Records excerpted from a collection
****************
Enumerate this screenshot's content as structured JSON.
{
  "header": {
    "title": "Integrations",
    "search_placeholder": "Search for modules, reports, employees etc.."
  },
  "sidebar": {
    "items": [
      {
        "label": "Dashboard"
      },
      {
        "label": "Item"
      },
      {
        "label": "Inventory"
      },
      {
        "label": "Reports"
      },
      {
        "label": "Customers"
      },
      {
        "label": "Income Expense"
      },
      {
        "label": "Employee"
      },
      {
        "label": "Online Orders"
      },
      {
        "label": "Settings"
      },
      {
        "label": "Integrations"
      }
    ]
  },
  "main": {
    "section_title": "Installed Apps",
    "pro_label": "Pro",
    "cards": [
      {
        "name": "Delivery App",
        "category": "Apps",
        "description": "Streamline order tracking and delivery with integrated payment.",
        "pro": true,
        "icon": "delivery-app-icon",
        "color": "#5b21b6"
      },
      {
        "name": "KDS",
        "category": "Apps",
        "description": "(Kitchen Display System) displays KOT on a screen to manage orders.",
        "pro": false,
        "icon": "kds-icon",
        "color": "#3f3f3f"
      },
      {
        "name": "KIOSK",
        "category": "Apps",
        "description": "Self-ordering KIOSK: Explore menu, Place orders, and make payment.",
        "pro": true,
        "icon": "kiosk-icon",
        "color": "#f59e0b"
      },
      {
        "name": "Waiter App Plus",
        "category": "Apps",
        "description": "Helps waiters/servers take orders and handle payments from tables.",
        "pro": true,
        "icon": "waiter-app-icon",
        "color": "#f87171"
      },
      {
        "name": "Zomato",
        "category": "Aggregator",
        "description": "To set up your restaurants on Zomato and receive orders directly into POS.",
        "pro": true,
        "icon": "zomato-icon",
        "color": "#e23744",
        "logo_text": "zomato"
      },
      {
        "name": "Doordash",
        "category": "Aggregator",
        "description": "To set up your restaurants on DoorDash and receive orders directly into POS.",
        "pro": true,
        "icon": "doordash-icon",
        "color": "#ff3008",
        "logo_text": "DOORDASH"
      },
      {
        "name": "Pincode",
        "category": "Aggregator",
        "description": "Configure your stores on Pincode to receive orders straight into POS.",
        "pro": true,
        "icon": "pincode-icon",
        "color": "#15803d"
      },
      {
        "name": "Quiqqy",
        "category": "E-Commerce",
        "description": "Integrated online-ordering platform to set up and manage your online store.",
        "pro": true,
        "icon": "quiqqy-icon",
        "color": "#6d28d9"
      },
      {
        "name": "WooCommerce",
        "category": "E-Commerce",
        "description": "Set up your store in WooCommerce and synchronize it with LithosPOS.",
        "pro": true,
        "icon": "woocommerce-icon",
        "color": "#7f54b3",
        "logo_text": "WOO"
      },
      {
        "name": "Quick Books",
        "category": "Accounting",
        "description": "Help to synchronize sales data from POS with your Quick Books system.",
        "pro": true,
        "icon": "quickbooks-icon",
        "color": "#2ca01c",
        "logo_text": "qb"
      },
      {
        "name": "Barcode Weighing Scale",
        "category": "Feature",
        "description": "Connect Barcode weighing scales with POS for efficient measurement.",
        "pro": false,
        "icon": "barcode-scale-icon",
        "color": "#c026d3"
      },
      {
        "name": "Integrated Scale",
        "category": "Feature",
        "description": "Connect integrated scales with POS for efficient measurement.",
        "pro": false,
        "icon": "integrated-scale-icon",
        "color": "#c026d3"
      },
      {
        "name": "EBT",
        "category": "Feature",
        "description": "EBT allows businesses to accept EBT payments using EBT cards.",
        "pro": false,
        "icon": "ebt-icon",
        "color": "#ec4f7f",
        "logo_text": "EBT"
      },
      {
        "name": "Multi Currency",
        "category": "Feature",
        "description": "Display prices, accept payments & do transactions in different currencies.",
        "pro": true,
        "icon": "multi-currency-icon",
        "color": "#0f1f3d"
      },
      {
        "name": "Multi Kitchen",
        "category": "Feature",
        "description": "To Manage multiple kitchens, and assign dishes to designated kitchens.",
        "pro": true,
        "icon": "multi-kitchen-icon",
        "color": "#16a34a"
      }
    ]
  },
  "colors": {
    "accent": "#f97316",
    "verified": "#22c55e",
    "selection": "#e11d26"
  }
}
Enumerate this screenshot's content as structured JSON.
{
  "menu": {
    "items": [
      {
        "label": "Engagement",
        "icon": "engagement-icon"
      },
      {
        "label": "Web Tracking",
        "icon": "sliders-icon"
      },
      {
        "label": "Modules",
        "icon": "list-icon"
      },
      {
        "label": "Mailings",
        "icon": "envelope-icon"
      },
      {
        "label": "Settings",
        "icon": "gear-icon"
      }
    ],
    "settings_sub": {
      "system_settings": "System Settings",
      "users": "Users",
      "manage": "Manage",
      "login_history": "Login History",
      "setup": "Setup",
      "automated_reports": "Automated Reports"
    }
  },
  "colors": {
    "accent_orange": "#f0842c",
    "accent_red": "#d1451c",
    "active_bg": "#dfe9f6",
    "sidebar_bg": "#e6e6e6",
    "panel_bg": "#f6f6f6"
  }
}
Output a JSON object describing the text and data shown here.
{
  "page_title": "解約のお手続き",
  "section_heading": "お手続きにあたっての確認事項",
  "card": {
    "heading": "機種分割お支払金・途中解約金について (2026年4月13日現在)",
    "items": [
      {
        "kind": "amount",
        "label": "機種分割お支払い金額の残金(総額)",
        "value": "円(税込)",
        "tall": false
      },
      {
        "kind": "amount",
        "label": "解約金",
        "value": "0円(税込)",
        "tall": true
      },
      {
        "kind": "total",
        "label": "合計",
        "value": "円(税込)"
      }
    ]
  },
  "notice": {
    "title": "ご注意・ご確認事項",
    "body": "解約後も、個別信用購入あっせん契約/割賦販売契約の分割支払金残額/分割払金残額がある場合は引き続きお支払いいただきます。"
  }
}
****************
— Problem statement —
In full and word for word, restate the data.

— Completed task —
Enumerate this screenshot's content as structured JSON.
{
  "header": {
    "title": "Integrations",
    "search_placeholder": "Search for modules, reports, employees etc.."
  },
  "sidebar": {
    "items": [
      {
        "label": "Dashboard"
      },
      {
        "label": "Item"
      },
      {
        "label": "Inventory"
      },
      {
        "label": "Reports"
      },
      {
        "label": "Customers"
      },
      {
        "label": "Income Expense"
      },
      {
        "label": "Employee"
      },
      {
        "label": "Online Orders"
      },
      {
        "label": "Settings"
      },
      {
        "label": "Integrations"
      }
    ]
  },
  "main": {
    "section_title": "Installed Apps",
    "pro_label": "Pro",
    "cards": [
      {
        "name": "Delivery App",
        "category": "Apps",
        "description": "Streamline order tracking and delivery with integrated payment.",
        "pro": true,
        "icon": "delivery-app-icon",
        "color": "#5b21b6"
      },
      {
        "name": "KDS",
        "category": "Apps",
        "description": "(Kitchen Display System) displays KOT on a screen to manage orders.",
        "pro": false,
        "icon": "kds-icon",
        "color": "#3f3f3f"
      },
      {
        "name": "KIOSK",
        "category": "Apps",
        "description": "Self-ordering KIOSK: Explore menu, Place orders, and make payment.",
        "pro": true,
        "icon": "kiosk-icon",
        "color": "#f59e0b"
      },
      {
        "name": "Waiter App Plus",
        "category": "Apps",
        "description": "Helps waiters/servers take orders and handle payments from tables.",
        "pro": true,
        "icon": "waiter-app-icon",
        "color": "#f87171"
      },
      {
        "name": "Zomato",
        "category": "Aggregator",
        "description": "To set up your restaurants on Zomato and receive orders directly into POS.",
        "pro": true,
        "icon": "zomato-icon",
        "color": "#e23744",
        "logo_text": "zomato"
      },
      {
        "name": "Doordash",
        "category": "Aggregator",
        "description": "To set up your restaurants on DoorDash and receive orders directly into POS.",
        "pro": true,
        "icon": "doordash-icon",
        "color": "#ff3008",
        "logo_text": "DOORDASH"
      },
      {
        "name": "Pincode",
        "category": "Aggregator",
        "description": "Configure your stores on Pincode to receive orders straight into POS.",
        "pro": true,
        "icon": "pincode-icon",
        "color": "#15803d"
      },
      {
        "name": "Quiqqy",
        "category": "E-Commerce",
        "description": "Integrated online-ordering platform to set up and manage your online store.",
        "pro": true,
        "icon": "quiqqy-icon",
        "color": "#6d28d9"
      },
      {
        "name": "WooCommerce",
        "category": "E-Commerce",
        "description": "Set up your store in WooCommerce and synchronize it with LithosPOS.",
        "pro": true,
        "icon": "woocommerce-icon",
        "color": "#7f54b3",
        "logo_text": "WOO"
      },
      {
        "name": "Quick Books",
        "category": "Accounting",
        "description": "Help to synchronize sales data from POS with your Quick Books system.",
        "pro": true,
        "icon": "quickbooks-icon",
        "color": "#2ca01c",
        "logo_text": "qb"
      },
      {
        "name": "Barcode Weighing Scale",
        "category": "Feature",
        "description": "Connect Barcode weighing scales with POS for efficient measurement.",
        "pro": false,
        "icon": "barcode-scale-icon",
        "color": "#c026d3"
      },
      {
        "name": "Integrated Scale",
        "category": "Feature",
        "description": "Connect integrated scales with POS for efficient measurement.",
        "pro": false,
        "icon": "integrated-scale-icon",
        "color": "#c026d3"
      },
      {
        "name": "EBT",
        "category": "Feature",
        "description": "EBT allows businesses to accept EBT payments using EBT cards.",
        "pro": false,
        "icon": "ebt-icon",
        "color": "#ec4f7f",
        "logo_text": "EBT"
      },
      {
        "name": "Multi Currency",
        "category": "Feature",
        "description": "Display prices, accept payments & do transactions in different currencies.",
        "pro": true,
        "icon": "multi-currency-icon",
        "color": "#0f1f3d"
      },
      {
        "name": "Multi Kitchen",
        "category": "Feature",
        "description": "To Manage multiple kitchens, and assign dishes to designated kitchens.",
        "pro": true,
        "icon": "multi-kitchen-icon",
        "color": "#16a34a"
      }
    ]
  },
  "colors": {
    "accent": "#f97316",
    "verified": "#22c55e",
    "selection": "#e11d26"
  }
}
Enumerate this screenshot's content as structured JSON.
{
  "menu": {
    "items": [
      {
        "label": "Engagement",
        "icon": "engagement-icon"
      },
      {
        "label": "Web Tracking",
        "icon": "sliders-icon"
      },
      {
        "label": "Modules",
        "icon": "list-icon"
      },
      {
        "label": "Mailings",
        "icon": "envelope-icon"
      },
      {
        "label": "Settings",
        "icon": "gear-icon"
      }
    ],
    "settings_sub": {
      "system_settings": "System Settings",
      "users": "Users",
      "manage": "Manage",
      "login_history": "Login History",
      "setup": "Setup",
      "automated_reports": "Automated Reports"
    }
  },
  "colors": {
    "accent_orange": "#f0842c",
    "accent_red": "#d1451c",
    "active_bg": "#dfe9f6",
    "sidebar_bg": "#e6e6e6",
    "panel_bg": "#f6f6f6"
  }
}
Output a JSON object describing the text and data shown here.
{
  "page_title": "解約のお手続き",
  "section_heading": "お手続きにあたっての確認事項",
  "card": {
    "heading": "機種分割お支払金・途中解約金について (2026年4月13日現在)",
    "items": [
      {
        "kind": "amount",
        "label": "機種分割お支払い金額の残金(総額)",
        "value": "円(税込)",
        "tall": false
      },
      {
        "kind": "amount",
        "label": "解約金",
        "value": "0円(税込)",
        "tall": true
      },
      {
        "kind": "total",
        "label": "合計",
        "value": "円(税込)"
      }
    ]
  },
  "notice": {
    "title": "ご注意・ご確認事項",
    "body": "解約後も、個別信用購入あっせん契約/割賦販売契約の分割支払金残額/分割払金残額がある場合は引き続きお支払いいただきます。"
  }
}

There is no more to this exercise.